Dataset
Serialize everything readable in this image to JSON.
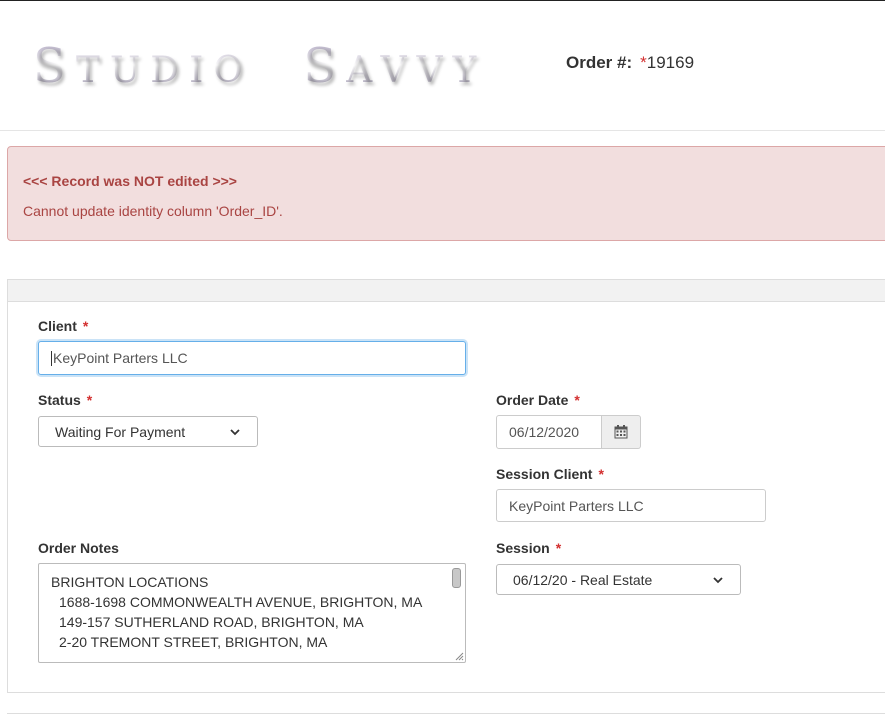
{
  "header": {
    "logo_first_initial": "S",
    "logo_first_rest": "TUDIO",
    "logo_second_initial": "S",
    "logo_second_rest": "AVVY",
    "order_label": "Order #:",
    "order_required_mark": "*",
    "order_number": "19169"
  },
  "alert": {
    "title": "<<< Record was NOT edited >>>",
    "message": "Cannot update identity column 'Order_ID'."
  },
  "form": {
    "required_mark": "*",
    "client": {
      "label": "Client",
      "value": "KeyPoint Parters LLC"
    },
    "status": {
      "label": "Status",
      "selected": "Waiting For Payment"
    },
    "order_date": {
      "label": "Order Date",
      "value": "06/12/2020"
    },
    "session_client": {
      "label": "Session Client",
      "value": "KeyPoint Parters LLC"
    },
    "order_notes": {
      "label": "Order Notes",
      "lines": [
        "BRIGHTON LOCATIONS",
        "1688-1698 COMMONWEALTH AVENUE, BRIGHTON, MA",
        "149-157 SUTHERLAND ROAD, BRIGHTON, MA",
        "2-20 TREMONT STREET, BRIGHTON, MA"
      ]
    },
    "session": {
      "label": "Session",
      "selected": "06/12/20 - Real Estate"
    }
  },
  "icons": {
    "calendar": "calendar-icon",
    "chevron": "chevron-down-icon"
  },
  "colors": {
    "alert_bg": "#f2dede",
    "alert_text": "#a94442",
    "required": "#d32f2f",
    "focus": "#66afe9"
  }
}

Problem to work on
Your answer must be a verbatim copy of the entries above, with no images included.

Answer area
Serialize everything readable in this image to JSON.
{
  "header": {
    "logo_first_initial": "S",
    "logo_first_rest": "TUDIO",
    "logo_second_initial": "S",
    "logo_second_rest": "AVVY",
    "order_label": "Order #:",
    "order_required_mark": "*",
    "order_number": "19169"
  },
  "alert": {
    "title": "<<< Record was NOT edited >>>",
    "message": "Cannot update identity column 'Order_ID'."
  },
  "form": {
    "required_mark": "*",
    "client": {
      "label": "Client",
      "value": "KeyPoint Parters LLC"
    },
    "status": {
      "label": "Status",
      "selected": "Waiting For Payment"
    },
    "order_date": {
      "label": "Order Date",
      "value": "06/12/2020"
    },
    "session_client": {
      "label": "Session Client",
      "value": "KeyPoint Parters LLC"
    },
    "order_notes": {
      "label": "Order Notes",
      "lines": [
        "BRIGHTON LOCATIONS",
        "1688-1698 COMMONWEALTH AVENUE, BRIGHTON, MA",
        "149-157 SUTHERLAND ROAD, BRIGHTON, MA",
        "2-20 TREMONT STREET, BRIGHTON, MA"
      ]
    },
    "session": {
      "label": "Session",
      "selected": "06/12/20 - Real Estate"
    }
  },
  "icons": {
    "calendar": "calendar-icon",
    "chevron": "chevron-down-icon"
  },
  "colors": {
    "alert_bg": "#f2dede",
    "alert_text": "#a94442",
    "required": "#d32f2f",
    "focus": "#66afe9"
  }
}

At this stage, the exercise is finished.